Interface dataset entries:
▼

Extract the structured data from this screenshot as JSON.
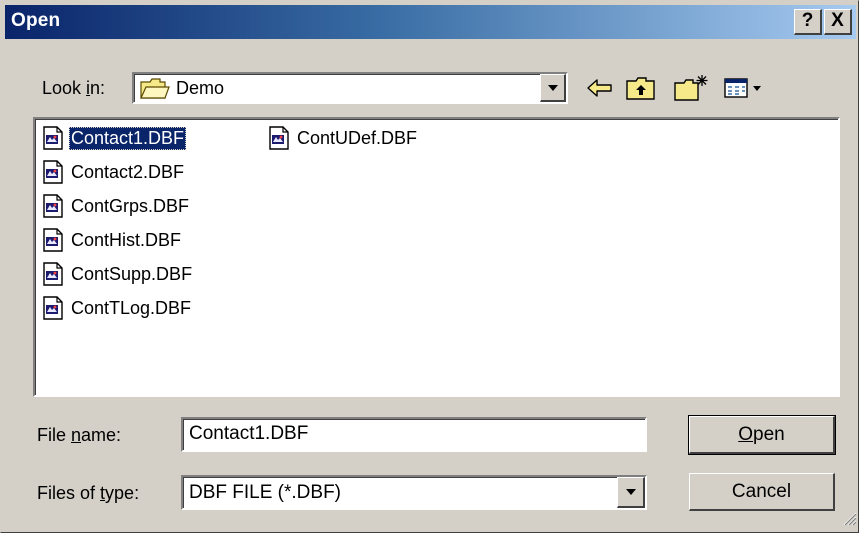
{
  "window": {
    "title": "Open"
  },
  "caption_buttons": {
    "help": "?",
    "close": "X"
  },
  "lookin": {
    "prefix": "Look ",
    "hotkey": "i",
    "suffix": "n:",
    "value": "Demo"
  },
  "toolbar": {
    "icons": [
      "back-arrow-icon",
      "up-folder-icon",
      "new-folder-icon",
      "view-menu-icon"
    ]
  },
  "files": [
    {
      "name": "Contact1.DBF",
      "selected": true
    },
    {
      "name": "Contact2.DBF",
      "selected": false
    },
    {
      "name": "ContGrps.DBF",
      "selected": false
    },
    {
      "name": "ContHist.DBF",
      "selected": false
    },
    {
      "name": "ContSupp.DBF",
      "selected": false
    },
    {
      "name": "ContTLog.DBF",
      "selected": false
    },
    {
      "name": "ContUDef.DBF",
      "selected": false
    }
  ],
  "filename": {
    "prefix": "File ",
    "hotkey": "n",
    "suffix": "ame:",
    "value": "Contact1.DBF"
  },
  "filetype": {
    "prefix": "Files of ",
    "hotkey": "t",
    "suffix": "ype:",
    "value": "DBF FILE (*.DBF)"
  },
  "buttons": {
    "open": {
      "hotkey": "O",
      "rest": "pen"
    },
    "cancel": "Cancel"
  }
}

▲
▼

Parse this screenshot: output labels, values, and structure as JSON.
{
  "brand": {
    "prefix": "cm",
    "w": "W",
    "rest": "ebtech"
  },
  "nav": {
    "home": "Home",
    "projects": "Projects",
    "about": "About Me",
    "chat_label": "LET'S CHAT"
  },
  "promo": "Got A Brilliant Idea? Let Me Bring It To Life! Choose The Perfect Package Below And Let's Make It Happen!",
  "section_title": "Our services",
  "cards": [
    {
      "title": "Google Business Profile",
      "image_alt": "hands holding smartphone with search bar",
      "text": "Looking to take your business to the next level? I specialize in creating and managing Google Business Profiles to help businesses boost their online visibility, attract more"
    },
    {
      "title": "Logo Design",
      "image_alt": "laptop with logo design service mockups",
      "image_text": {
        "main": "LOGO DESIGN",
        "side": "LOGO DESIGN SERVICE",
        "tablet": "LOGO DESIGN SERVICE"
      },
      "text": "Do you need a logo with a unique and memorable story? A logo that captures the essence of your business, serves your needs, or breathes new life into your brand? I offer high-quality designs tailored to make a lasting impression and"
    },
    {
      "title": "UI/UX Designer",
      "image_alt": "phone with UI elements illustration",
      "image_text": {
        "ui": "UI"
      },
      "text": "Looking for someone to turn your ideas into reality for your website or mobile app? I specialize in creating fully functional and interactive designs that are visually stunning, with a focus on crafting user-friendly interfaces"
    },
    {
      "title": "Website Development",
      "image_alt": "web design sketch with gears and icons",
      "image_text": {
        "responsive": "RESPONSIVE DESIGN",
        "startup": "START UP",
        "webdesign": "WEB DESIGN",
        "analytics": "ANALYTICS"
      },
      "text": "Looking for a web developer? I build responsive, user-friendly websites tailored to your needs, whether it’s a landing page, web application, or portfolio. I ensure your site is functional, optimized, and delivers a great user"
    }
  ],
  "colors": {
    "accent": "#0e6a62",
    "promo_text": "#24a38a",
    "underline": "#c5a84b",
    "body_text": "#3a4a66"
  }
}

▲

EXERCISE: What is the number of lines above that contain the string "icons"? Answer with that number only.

RESULT FOR THIS TASK: 2